by MARIA RAINIER
It may seem like a strange question. Learning demands that students be involved in their own education – that’s just the way it works. But there are two major types of involvement: passive and active. And in many cases, students are passively involved at best, a phenomenon I’ve encountered more times than I care to admit. I love being a piano teacher, but it’s always hard not to take it personally when a student just doesn’t care. That’s why I stopped letting that happen.
Of course, you can’t control students, and there will always be one or two who refuse to become invested in their own education. But I’ve adopted a philosophy of student choice over the years that has helped me gain students’ active involvement. In addition to using this strategy in piano lessons, I’ve found it useful when teaching writing as well, so it may be adaptable to different classrooms with a little creative tweaking. If you want that rewarding feeling that comes whenever you’ve got a student hooked on learning, try asking your students to share the decision-making process to jump-start your classroom’s involvement.

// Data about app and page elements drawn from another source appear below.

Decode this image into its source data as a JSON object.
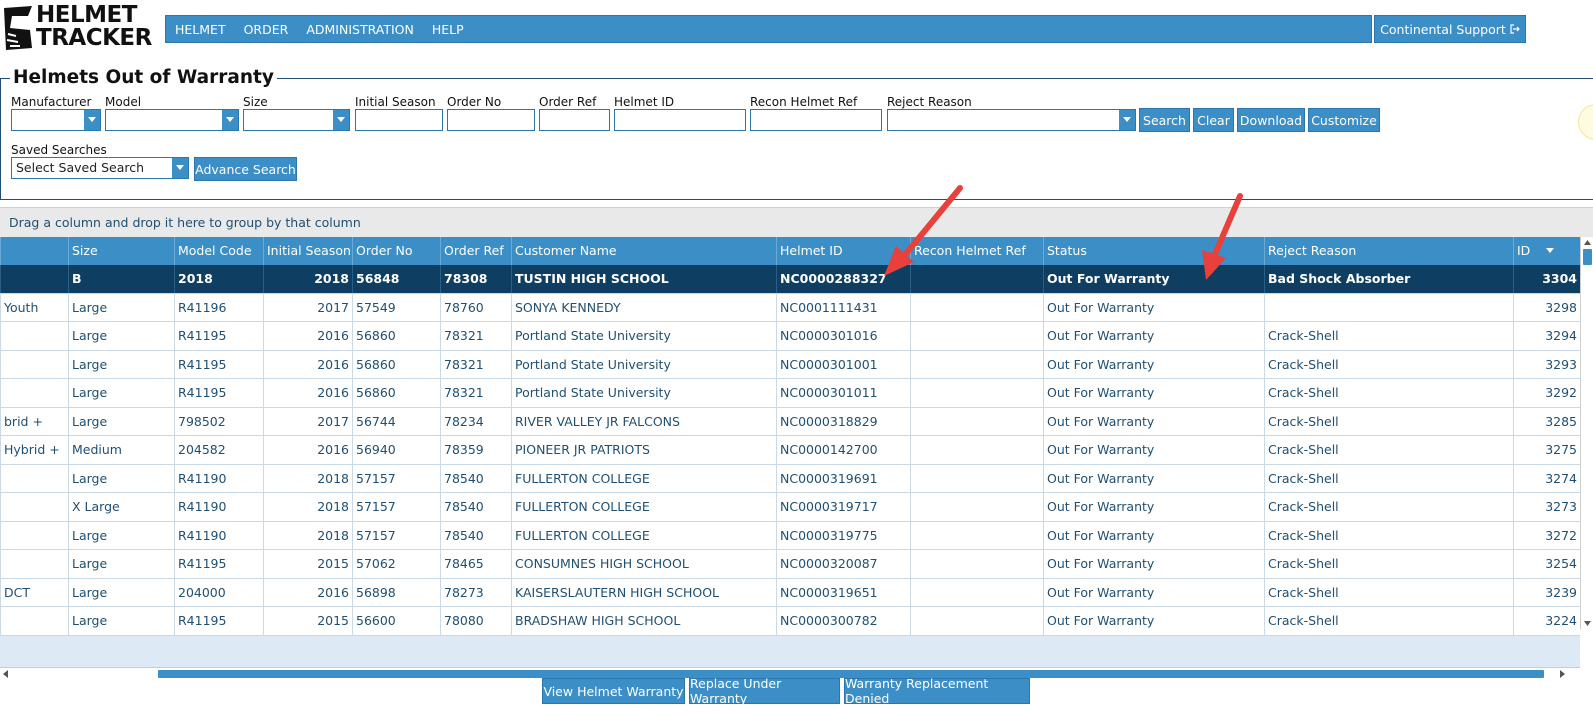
{
  "logo": {
    "line1": "HELMET",
    "line2": "TRACKER"
  },
  "nav": {
    "items": [
      "HELMET",
      "ORDER",
      "ADMINISTRATION",
      "HELP"
    ],
    "support_label": "Continental Support"
  },
  "search": {
    "title": "Helmets Out of Warranty",
    "labels": {
      "manufacturer": "Manufacturer",
      "model": "Model",
      "size": "Size",
      "initial_season": "Initial Season",
      "order_no": "Order No",
      "order_ref": "Order Ref",
      "helmet_id": "Helmet ID",
      "recon_helmet_ref": "Recon Helmet Ref",
      "reject_reason": "Reject Reason",
      "saved_searches": "Saved Searches"
    },
    "saved_search_value": "Select Saved Search",
    "buttons": {
      "search": "Search",
      "clear": "Clear",
      "download": "Download",
      "customize": "Customize",
      "advance_search": "Advance Search"
    }
  },
  "grid": {
    "group_hint": "Drag a column and drop it here to group by that column",
    "columns": [
      "",
      "Size",
      "Model Code",
      "Initial Season",
      "Order No",
      "Order Ref",
      "Customer Name",
      "Helmet ID",
      "Recon Helmet Ref",
      "Status",
      "Reject Reason",
      "ID"
    ],
    "rows": [
      [
        "",
        "B",
        "2018",
        "2018",
        "56848",
        "78308",
        "TUSTIN HIGH SCHOOL",
        "NC0000288327",
        "",
        "Out For Warranty",
        "Bad Shock Absorber",
        "3304"
      ],
      [
        "Youth",
        "Large",
        "R41196",
        "2017",
        "57549",
        "78760",
        "SONYA KENNEDY",
        "NC0001111431",
        "",
        "Out For Warranty",
        "",
        "3298"
      ],
      [
        "",
        "Large",
        "R41195",
        "2016",
        "56860",
        "78321",
        "Portland State University",
        "NC0000301016",
        "",
        "Out For Warranty",
        "Crack-Shell",
        "3294"
      ],
      [
        "",
        "Large",
        "R41195",
        "2016",
        "56860",
        "78321",
        "Portland State University",
        "NC0000301001",
        "",
        "Out For Warranty",
        "Crack-Shell",
        "3293"
      ],
      [
        "",
        "Large",
        "R41195",
        "2016",
        "56860",
        "78321",
        "Portland State University",
        "NC0000301011",
        "",
        "Out For Warranty",
        "Crack-Shell",
        "3292"
      ],
      [
        "brid +",
        "Large",
        "798502",
        "2017",
        "56744",
        "78234",
        "RIVER VALLEY JR FALCONS",
        "NC0000318829",
        "",
        "Out For Warranty",
        "Crack-Shell",
        "3285"
      ],
      [
        " Hybrid +",
        "Medium",
        "204582",
        "2016",
        "56940",
        "78359",
        "PIONEER JR PATRIOTS",
        "NC0000142700",
        "",
        "Out For Warranty",
        "Crack-Shell",
        "3275"
      ],
      [
        "",
        "Large",
        "R41190",
        "2018",
        "57157",
        "78540",
        "FULLERTON COLLEGE",
        "NC0000319691",
        "",
        "Out For Warranty",
        "Crack-Shell",
        "3274"
      ],
      [
        "",
        "X Large",
        "R41190",
        "2018",
        "57157",
        "78540",
        "FULLERTON COLLEGE",
        "NC0000319717",
        "",
        "Out For Warranty",
        "Crack-Shell",
        "3273"
      ],
      [
        "",
        "Large",
        "R41190",
        "2018",
        "57157",
        "78540",
        "FULLERTON COLLEGE",
        "NC0000319775",
        "",
        "Out For Warranty",
        "Crack-Shell",
        "3272"
      ],
      [
        "",
        "Large",
        "R41195",
        "2015",
        "57062",
        "78465",
        "CONSUMNES HIGH SCHOOL",
        "NC0000320087",
        "",
        "Out For Warranty",
        "Crack-Shell",
        "3254"
      ],
      [
        " DCT",
        "Large",
        "204000",
        "2016",
        "56898",
        "78273",
        "KAISERSLAUTERN HIGH SCHOOL",
        "NC0000319651",
        "",
        "Out For Warranty",
        "Crack-Shell",
        "3239"
      ],
      [
        "",
        "Large",
        "R41195",
        "2015",
        "56600",
        "78080",
        "BRADSHAW HIGH SCHOOL",
        "NC0000300782",
        "",
        "Out For Warranty",
        "Crack-Shell",
        "3224"
      ]
    ]
  },
  "footer_buttons": [
    "View Helmet Warranty",
    "Replace Under Warranty",
    "Warranty Replacement Denied"
  ],
  "colors": {
    "primary": "#3b8fc6",
    "selected_row": "#0f3e63",
    "annotation_arrow": "#e8403a"
  }
}
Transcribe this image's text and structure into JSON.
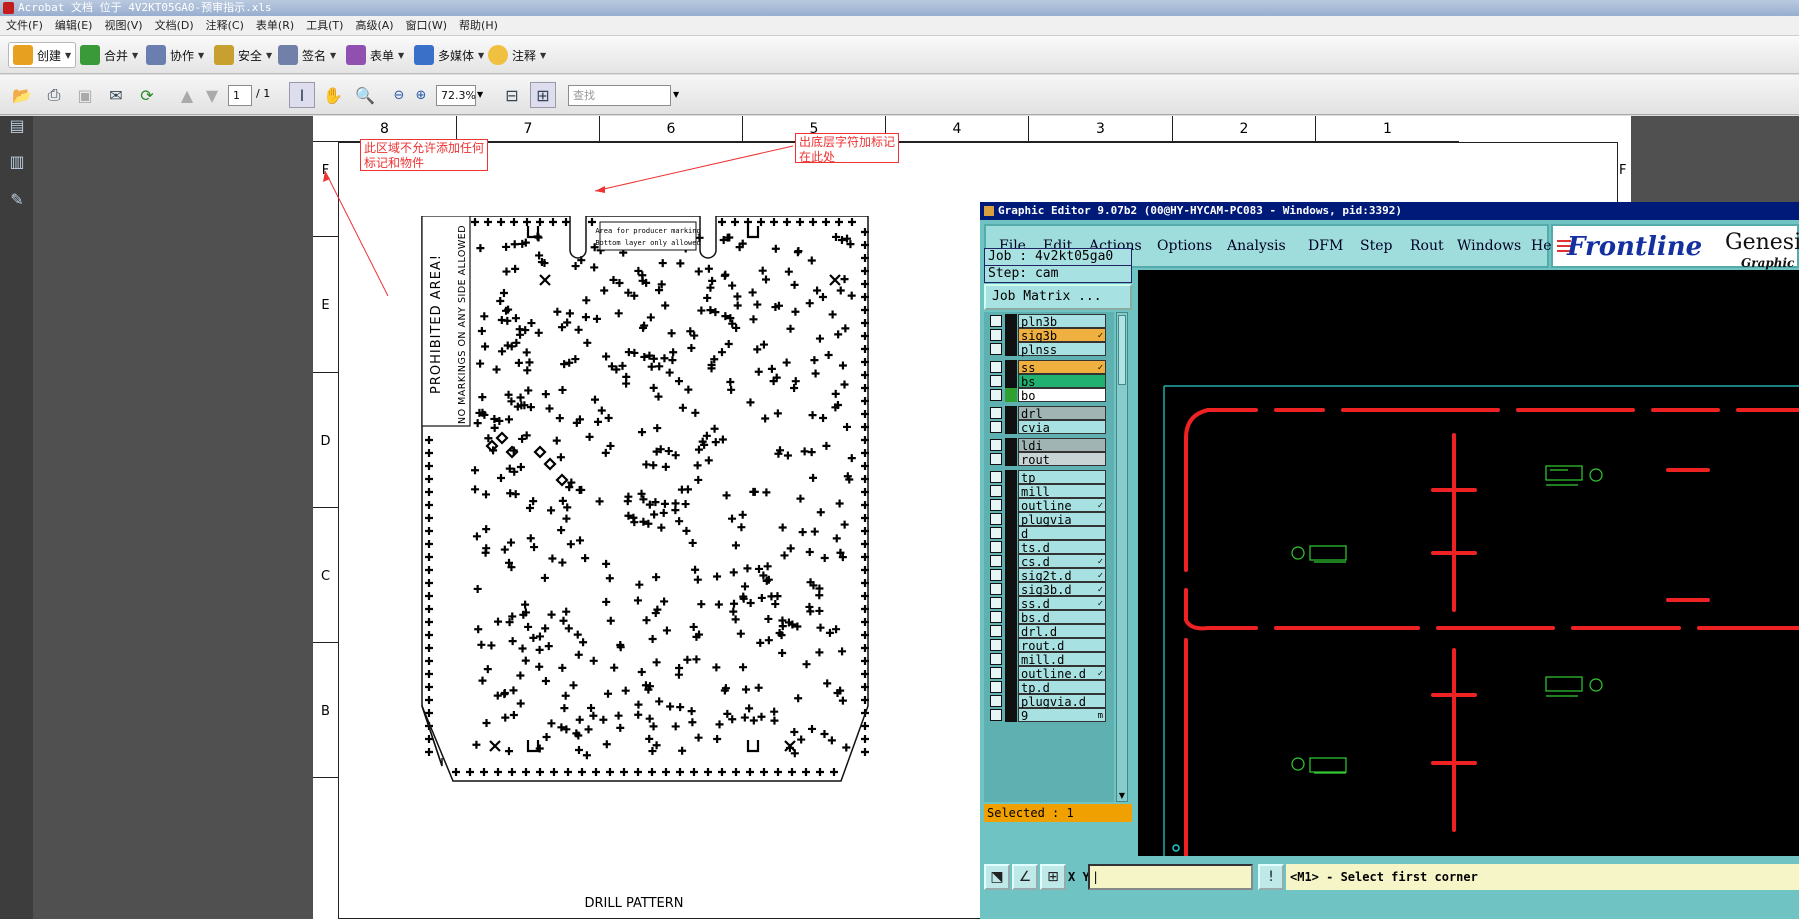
{
  "window": {
    "title": "Acrobat 文档 位于 4V2KT05GA0-预审指示.xls"
  },
  "menu": [
    "文件(F)",
    "编辑(E)",
    "视图(V)",
    "文档(D)",
    "注释(C)",
    "表单(R)",
    "工具(T)",
    "高级(A)",
    "窗口(W)",
    "帮助(H)"
  ],
  "tasks": {
    "create": "创建",
    "combine": "合并",
    "collaborate": "协作",
    "secure": "安全",
    "sign": "签名",
    "forms": "表单",
    "multimedia": "多媒体",
    "comment": "注释"
  },
  "nav": {
    "page": "1",
    "page_total": "/ 1",
    "zoom": "72.3%",
    "find_placeholder": "查找"
  },
  "drawing": {
    "columns": [
      "8",
      "7",
      "6",
      "5",
      "4",
      "3",
      "2",
      "1"
    ],
    "rows": [
      "F",
      "E",
      "D",
      "C",
      "B"
    ],
    "right_row": "F",
    "note1": "此区域不允许添加任何标记和物件",
    "note2": "出底层字符加标记在此处",
    "prohibited": "PROHIBITED AREA!",
    "no_markings": "NO MARKINGS ON ANY SIDE ALLOWED",
    "area_line1": "Area for producer marking",
    "area_line2": "Bottom layer only allowed",
    "caption": "DRILL PATTERN"
  },
  "genesis": {
    "title": "Graphic Editor 9.07b2 (00@HY-HYCAM-PC083 - Windows, pid:3392)",
    "menu": [
      "File",
      "Edit",
      "Actions",
      "Options",
      "Analysis",
      "DFM",
      "Step",
      "Rout",
      "Windows",
      "Help"
    ],
    "logo": "Frontline",
    "logo_right": "Genesi",
    "logo_sub": "Graphic",
    "job": "Job : 4v2kt05ga0",
    "step": "Step: cam",
    "job_matrix": "Job Matrix ...",
    "layers": [
      {
        "name": "pln3b",
        "color": "#a8e1e1"
      },
      {
        "name": "sig3b",
        "color": "#f0b040",
        "mark": "✓"
      },
      {
        "name": "plnss",
        "color": "#a8e1e1"
      },
      {
        "name": "ss",
        "color": "#f0b040",
        "mark": "✓"
      },
      {
        "name": "bs",
        "color": "#20b070"
      },
      {
        "name": "bo",
        "color": "#ffffff",
        "sw": "#30a030"
      },
      {
        "name": "drl",
        "color": "#a0b4b4"
      },
      {
        "name": "cvia",
        "color": "#a8e1e1"
      },
      {
        "name": "ldi",
        "color": "#a0b4b4"
      },
      {
        "name": "rout",
        "color": "#c8d4d4"
      },
      {
        "name": "tp",
        "color": "#a8e1e1"
      },
      {
        "name": "mill",
        "color": "#a8e1e1"
      },
      {
        "name": "outline",
        "color": "#a8e1e1",
        "mark": "✓"
      },
      {
        "name": "plugvia",
        "color": "#a8e1e1"
      },
      {
        "name": "d",
        "color": "#a8e1e1"
      },
      {
        "name": "ts.d",
        "color": "#a8e1e1"
      },
      {
        "name": "cs.d",
        "color": "#a8e1e1",
        "mark": "✓"
      },
      {
        "name": "sig2t.d",
        "color": "#a8e1e1",
        "mark": "✓"
      },
      {
        "name": "sig3b.d",
        "color": "#a8e1e1",
        "mark": "✓"
      },
      {
        "name": "ss.d",
        "color": "#a8e1e1",
        "mark": "✓"
      },
      {
        "name": "bs.d",
        "color": "#a8e1e1"
      },
      {
        "name": "drl.d",
        "color": "#a8e1e1"
      },
      {
        "name": "rout.d",
        "color": "#a8e1e1"
      },
      {
        "name": "mill.d",
        "color": "#a8e1e1"
      },
      {
        "name": "outline.d",
        "color": "#a8e1e1",
        "mark": "✓"
      },
      {
        "name": "tp.d",
        "color": "#a8e1e1"
      },
      {
        "name": "plugvia.d",
        "color": "#a8e1e1"
      },
      {
        "name": "9",
        "color": "#a8e1e1",
        "mark": "m"
      }
    ],
    "selected": "Selected : 1",
    "xy_label": "X Y :",
    "status": "<M1> - Select first corner"
  }
}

I discovered this by accident, which is a bit ironic since I’m a control freak myself. I didn’t think about the reasons behind its efficacy until I’d already found it to be useful, but it’s a logical step in education. K-12 students feel like they’re being controlled by everyone – parents, teachers, even friends – and they have almost no role in determining their own education. That can be a huge turn-off, so if you can share your decision-making responsibilities even nominally, it can go a long way toward earning the trust and intellectual investment of your students. Here’s an example from my experience: